In the lines below, look for "user". Copy each line where it appears.

Dataset rows describing interfaces
=== Begin Enclosure ===

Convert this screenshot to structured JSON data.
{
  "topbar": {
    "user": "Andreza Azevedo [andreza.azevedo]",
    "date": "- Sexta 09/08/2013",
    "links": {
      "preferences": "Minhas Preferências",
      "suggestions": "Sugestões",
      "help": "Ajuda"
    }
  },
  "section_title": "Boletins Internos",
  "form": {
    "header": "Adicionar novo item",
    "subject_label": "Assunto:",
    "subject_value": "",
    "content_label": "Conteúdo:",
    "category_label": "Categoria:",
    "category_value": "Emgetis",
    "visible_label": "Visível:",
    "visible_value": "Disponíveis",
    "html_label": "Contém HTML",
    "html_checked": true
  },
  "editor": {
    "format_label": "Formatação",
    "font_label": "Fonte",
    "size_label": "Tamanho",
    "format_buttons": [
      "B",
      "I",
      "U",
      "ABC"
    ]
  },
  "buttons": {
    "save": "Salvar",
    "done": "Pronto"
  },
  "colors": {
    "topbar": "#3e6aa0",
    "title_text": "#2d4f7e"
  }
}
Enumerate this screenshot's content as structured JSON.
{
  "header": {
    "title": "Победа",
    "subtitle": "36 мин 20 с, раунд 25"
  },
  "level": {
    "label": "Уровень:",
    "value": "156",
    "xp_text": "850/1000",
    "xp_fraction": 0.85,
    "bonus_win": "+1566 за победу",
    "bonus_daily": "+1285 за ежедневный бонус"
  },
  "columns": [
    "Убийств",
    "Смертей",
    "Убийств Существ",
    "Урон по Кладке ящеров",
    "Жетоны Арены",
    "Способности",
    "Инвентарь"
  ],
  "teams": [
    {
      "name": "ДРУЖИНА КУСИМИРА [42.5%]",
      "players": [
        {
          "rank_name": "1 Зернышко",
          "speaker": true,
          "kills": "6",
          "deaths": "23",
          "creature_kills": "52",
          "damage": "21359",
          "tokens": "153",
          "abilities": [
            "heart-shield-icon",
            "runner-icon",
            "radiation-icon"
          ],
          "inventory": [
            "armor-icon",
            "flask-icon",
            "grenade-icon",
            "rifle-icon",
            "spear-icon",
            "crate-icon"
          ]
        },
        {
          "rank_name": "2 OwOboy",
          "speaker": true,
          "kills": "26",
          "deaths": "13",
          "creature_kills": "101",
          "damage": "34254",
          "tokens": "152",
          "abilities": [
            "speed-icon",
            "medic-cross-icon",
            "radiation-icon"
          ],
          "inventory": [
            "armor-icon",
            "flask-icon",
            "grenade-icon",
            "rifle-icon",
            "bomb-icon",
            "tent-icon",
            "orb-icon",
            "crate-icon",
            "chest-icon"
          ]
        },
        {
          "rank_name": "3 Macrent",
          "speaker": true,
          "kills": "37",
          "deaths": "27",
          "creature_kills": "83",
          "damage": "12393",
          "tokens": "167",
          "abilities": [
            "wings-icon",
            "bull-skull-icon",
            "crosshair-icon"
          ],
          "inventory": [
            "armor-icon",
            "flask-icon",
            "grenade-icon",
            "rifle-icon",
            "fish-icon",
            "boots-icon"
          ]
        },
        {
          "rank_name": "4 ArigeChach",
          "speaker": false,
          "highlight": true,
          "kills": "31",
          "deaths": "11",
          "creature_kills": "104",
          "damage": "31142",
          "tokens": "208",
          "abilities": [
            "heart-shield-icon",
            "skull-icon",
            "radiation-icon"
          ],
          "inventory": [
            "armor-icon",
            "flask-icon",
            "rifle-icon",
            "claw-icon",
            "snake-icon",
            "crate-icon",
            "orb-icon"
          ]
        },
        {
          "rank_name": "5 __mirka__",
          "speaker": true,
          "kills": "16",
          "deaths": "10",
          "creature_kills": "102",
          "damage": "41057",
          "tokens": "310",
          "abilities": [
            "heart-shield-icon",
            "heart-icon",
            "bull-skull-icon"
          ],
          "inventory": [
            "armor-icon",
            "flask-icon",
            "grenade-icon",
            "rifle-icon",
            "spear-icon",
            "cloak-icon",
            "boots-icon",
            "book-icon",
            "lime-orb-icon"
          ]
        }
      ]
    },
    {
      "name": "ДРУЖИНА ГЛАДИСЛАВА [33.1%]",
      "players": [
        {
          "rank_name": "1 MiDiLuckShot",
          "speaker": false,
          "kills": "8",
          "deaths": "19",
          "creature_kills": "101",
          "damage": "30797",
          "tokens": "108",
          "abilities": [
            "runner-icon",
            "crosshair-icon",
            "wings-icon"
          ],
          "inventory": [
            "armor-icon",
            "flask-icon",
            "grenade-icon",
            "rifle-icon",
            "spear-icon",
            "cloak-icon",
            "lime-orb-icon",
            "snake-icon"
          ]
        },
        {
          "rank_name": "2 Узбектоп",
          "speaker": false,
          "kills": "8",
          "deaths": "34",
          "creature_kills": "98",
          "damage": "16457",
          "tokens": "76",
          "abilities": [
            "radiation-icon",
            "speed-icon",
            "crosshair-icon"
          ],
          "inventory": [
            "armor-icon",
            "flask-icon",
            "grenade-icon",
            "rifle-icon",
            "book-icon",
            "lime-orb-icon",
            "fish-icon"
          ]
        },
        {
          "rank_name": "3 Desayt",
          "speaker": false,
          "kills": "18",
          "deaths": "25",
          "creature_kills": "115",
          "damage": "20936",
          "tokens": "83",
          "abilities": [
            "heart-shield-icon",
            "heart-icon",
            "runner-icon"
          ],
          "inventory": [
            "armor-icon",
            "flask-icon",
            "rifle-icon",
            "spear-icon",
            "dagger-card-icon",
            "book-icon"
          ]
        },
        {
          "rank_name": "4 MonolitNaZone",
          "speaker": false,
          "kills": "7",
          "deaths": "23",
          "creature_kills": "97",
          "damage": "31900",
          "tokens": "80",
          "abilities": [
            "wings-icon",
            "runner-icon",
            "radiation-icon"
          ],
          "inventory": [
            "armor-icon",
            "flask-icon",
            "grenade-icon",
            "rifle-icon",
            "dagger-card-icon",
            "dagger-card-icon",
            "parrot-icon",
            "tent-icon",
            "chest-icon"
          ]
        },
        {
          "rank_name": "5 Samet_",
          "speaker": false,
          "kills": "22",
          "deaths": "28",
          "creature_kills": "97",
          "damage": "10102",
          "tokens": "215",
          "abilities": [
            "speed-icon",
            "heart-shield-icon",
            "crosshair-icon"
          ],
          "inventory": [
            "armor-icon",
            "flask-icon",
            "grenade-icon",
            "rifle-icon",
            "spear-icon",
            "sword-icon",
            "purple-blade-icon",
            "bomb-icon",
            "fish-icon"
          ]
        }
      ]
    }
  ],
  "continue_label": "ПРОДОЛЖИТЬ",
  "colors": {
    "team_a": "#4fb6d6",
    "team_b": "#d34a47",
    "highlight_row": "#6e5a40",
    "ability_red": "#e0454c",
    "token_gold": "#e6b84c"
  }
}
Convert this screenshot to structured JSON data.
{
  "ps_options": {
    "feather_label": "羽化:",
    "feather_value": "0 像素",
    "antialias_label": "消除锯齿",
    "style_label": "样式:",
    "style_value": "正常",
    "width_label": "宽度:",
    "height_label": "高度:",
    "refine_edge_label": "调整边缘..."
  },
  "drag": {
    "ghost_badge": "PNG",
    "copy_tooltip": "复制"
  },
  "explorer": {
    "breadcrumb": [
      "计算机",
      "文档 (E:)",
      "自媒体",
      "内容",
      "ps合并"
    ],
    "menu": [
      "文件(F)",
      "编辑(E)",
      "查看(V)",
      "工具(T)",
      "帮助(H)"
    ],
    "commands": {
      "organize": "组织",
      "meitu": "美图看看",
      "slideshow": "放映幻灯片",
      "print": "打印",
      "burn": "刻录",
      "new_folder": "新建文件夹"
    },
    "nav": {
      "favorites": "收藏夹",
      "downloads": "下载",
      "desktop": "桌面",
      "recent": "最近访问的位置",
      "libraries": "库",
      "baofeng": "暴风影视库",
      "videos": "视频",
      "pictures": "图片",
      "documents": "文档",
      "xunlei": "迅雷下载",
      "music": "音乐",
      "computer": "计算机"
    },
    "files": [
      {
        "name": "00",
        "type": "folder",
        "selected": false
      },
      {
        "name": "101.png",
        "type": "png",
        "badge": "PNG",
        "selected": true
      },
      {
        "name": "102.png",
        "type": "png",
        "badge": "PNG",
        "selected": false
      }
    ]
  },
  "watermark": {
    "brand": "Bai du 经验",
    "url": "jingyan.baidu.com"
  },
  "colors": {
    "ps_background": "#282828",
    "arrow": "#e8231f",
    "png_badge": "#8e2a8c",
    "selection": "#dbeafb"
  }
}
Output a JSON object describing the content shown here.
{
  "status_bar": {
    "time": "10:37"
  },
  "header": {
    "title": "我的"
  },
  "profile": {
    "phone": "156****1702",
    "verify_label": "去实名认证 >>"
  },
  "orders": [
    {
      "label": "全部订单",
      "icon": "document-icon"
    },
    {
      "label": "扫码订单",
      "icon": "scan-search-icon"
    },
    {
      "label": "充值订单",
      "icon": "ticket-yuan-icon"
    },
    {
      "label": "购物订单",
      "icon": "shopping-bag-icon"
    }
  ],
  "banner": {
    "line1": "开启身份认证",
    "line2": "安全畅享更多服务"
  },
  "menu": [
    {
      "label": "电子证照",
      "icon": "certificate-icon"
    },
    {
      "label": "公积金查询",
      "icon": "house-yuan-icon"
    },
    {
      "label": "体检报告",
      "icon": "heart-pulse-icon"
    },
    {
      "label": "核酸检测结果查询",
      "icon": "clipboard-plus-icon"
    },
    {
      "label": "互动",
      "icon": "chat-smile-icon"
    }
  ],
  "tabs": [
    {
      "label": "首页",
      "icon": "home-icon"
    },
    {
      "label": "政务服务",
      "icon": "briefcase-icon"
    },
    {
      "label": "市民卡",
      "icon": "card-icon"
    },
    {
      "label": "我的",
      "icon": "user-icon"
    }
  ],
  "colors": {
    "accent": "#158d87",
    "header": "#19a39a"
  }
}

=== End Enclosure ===

EXERCISE RESULT:
    "user": "Andreza Azevedo [andreza.azevedo]",
      "icon": "user-icon"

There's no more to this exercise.